▶ _Assignment_
Report only the number of lines below in which the string "title" appears.
━━━━
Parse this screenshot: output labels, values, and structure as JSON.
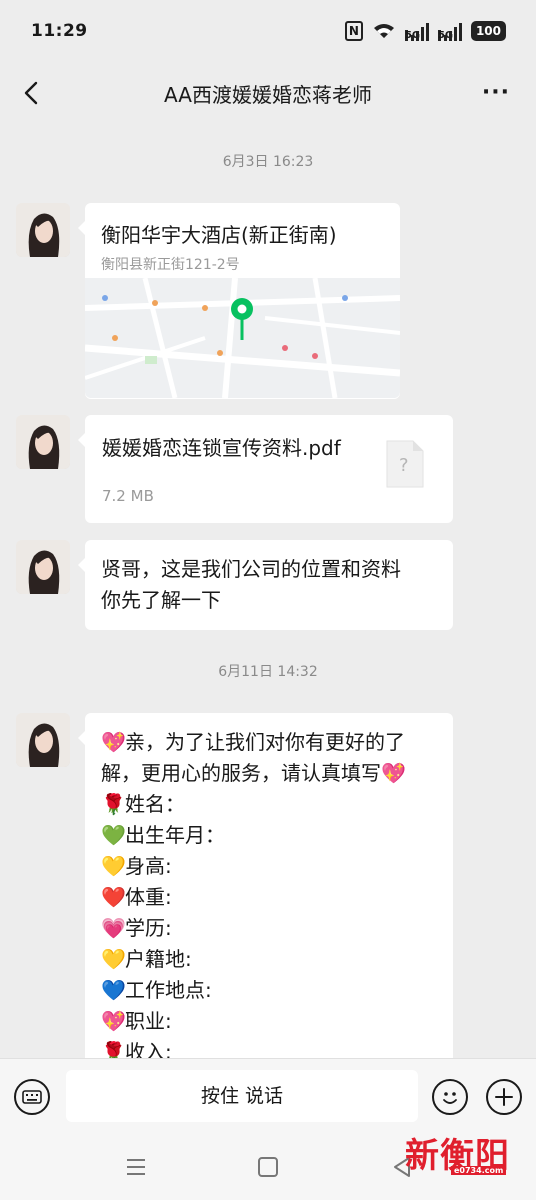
{
  "status_bar": {
    "time": "11:29",
    "network_1": "5G",
    "network_2": "5G",
    "battery": "100",
    "icons": [
      "nfc-icon",
      "wifi-icon",
      "signal-icon",
      "battery-icon"
    ]
  },
  "header": {
    "title": "AA西渡媛媛婚恋蒋老师",
    "more": "···"
  },
  "chat": {
    "timestamps": [
      "6月3日 16:23",
      "6月11日 14:32"
    ],
    "location": {
      "title": "衡阳华宇大酒店(新正街南)",
      "address": "衡阳县新正街121-2号"
    },
    "file": {
      "name": "媛媛婚恋连锁宣传资料.pdf",
      "size": "7.2 MB",
      "placeholder": "?"
    },
    "message_1": {
      "line_1": "贤哥，这是我们公司的位置和资料",
      "line_2": "你先了解一下"
    },
    "message_2": {
      "intro_line_1": "亲，为了让我们对你有更好的了",
      "intro_line_2": "解，更用心的服务，请认真填写",
      "fields": [
        {
          "emoji": "🌹",
          "label": "姓名："
        },
        {
          "emoji": "💚",
          "label": "出生年月："
        },
        {
          "emoji": "💛",
          "label": "身高:"
        },
        {
          "emoji": "❤️",
          "label": "体重:"
        },
        {
          "emoji": "💗",
          "label": "学历:"
        },
        {
          "emoji": "💛",
          "label": "户籍地:"
        },
        {
          "emoji": "💙",
          "label": "工作地点:"
        },
        {
          "emoji": "💖",
          "label": "职业:"
        },
        {
          "emoji": "🌹",
          "label": "收入:"
        }
      ],
      "heart_emoji": "💖"
    }
  },
  "input_bar": {
    "hold_to_talk": "按住 说话"
  },
  "watermark": {
    "logo_text": "新衡阳",
    "domain": "e0734.com"
  },
  "colors": {
    "background": "#ededed",
    "bubble": "#ffffff",
    "timestamp": "#8a8a8a",
    "pin": "#07c160",
    "watermark": "#e01f2d"
  }
}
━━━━
▶ _Answer to this task_
2